The next afternoon, drained but settled down, I came back to see if it – if you – had been real. There was no evidence of the party, and no evidence of the lab. My shoes were neatly set in the middle of that room, though. Someone had even glued the heel back on. A small, handwritten note was tied to the strap on the other shoe: Stay away.

For a second, I thought I felt my phone buzz. A message from you? But nothing had come through.

Did it work? Are you out there somewhere? Or at least part of you?

Please get in touch, if you’re real. I need to know how much I can trust myself on this. It’s getting tough to sleep, what with the not knowing and the maybe-remembering and the phantom buzzes from my phone. Please?

Sincerely,

Your Mortician

A Hero’s Code

supergirl
From Flickr user Edward Liu

First and foremost, a hero is good.
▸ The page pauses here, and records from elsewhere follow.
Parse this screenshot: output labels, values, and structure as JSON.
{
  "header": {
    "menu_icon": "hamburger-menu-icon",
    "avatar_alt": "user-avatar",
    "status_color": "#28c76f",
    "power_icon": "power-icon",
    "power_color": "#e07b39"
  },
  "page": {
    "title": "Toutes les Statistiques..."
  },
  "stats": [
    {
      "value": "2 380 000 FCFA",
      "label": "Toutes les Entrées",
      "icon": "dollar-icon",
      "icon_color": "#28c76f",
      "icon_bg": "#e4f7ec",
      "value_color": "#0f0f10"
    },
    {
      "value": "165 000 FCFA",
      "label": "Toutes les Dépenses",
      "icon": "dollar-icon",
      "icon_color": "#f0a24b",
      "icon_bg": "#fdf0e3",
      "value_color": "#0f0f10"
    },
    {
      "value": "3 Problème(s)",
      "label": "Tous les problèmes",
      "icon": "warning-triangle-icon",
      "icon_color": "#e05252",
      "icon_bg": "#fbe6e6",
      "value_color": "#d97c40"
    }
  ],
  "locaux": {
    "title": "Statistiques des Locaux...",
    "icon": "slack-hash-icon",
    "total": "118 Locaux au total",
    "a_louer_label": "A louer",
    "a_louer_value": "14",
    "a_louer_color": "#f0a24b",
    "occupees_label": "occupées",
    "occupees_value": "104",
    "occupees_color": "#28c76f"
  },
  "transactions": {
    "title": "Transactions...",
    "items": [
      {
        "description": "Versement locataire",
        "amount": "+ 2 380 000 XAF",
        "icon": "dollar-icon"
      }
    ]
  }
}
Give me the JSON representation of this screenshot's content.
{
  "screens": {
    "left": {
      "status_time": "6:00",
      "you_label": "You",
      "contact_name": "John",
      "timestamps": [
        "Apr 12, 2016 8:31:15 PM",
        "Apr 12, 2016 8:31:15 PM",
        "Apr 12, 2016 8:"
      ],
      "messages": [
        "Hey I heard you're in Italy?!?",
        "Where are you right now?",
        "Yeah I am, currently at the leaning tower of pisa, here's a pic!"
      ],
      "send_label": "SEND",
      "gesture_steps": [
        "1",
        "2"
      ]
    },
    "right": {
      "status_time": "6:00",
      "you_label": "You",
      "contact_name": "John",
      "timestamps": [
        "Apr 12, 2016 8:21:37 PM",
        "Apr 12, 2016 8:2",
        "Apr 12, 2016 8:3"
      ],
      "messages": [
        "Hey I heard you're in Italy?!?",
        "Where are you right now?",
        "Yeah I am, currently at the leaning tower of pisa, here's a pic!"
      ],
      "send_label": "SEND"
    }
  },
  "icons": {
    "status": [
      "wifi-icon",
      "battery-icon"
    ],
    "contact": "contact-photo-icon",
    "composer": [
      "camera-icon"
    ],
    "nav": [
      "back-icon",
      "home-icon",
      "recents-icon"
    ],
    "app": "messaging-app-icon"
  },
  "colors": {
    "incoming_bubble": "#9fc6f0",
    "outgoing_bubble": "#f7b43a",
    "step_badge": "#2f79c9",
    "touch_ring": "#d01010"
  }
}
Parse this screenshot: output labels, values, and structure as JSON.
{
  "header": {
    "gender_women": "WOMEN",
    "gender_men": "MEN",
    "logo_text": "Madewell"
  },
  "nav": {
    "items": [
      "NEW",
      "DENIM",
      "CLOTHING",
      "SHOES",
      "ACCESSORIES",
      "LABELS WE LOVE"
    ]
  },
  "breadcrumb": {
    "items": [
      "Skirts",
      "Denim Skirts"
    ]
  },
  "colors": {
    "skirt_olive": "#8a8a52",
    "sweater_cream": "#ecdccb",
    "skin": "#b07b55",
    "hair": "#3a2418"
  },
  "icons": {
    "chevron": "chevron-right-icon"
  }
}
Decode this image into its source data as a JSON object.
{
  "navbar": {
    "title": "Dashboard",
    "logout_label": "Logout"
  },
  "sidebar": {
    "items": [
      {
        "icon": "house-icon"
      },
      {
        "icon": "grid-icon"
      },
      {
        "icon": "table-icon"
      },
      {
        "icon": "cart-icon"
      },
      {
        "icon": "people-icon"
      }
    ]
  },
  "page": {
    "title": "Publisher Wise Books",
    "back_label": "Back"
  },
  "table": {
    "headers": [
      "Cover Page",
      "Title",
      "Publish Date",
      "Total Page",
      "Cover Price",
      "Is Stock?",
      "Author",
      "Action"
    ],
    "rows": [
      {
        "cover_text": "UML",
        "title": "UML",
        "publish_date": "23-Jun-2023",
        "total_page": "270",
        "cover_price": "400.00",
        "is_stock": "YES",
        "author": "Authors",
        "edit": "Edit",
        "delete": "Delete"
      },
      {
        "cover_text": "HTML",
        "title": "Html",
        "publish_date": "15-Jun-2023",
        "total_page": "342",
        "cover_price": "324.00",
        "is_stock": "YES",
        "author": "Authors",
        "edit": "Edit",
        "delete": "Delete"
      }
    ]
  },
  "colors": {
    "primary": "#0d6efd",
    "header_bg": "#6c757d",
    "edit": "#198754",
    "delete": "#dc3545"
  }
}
That goodness is expressed consistently, both inside and out. The occasional failing will happen, but the hero always returns to goodness. They make amends and do better next time.

 

A hero encourages the good in those around them. They know the world is better when everyone’s best selves have the space and support to shine. Those who already strive to be good deserve an ally. Those who have fallen deserve the offer of a helping hand. (Whether they choose to take it is up to them.)

 

she-hulk-and-wonder-woman
From Flickr user greyloch

A hero is strong for others. Sometimes this is physical strength, sometimes mental, sometimes moral. Whatever form the strength takes, it is always used to help others. The hero does not use their strength for their own advancement at the expense of others.

 

A hero pushes the limits of their strength. All heroes have limits, because every hero is finite and flawed. A hero knows their limits, but seeks to exceed them with cleverness or new strengths. When they fail, they rest and heal, and then they try again.

 

luke-misty-and-iron-fist
From Flickr user Pat Loika

A hero leads, partners, and follows, each at the right time. When the world or the country or the team has lost their way, a hero leads by example and encouragement. When others would benefit from the hero’s strength, a hero is a generous and respectful partner. When others can lead well, a hero follows their lead with cheerfulness and good will.

A hero is not alone. Each is defined in no small part by the friends they make, the comrades they join, and the people they love. When a hero falters, they accept the help of a friend, a comrade, or a loved one.

A hero is good. A hero encourages the good in those around them. A hero is strong for others. A hero pushes the limits of their strength. A hero leads, partners, and follows, each at the right time. A hero is not alone.

firefly-crew
From Flickr user JM Palacios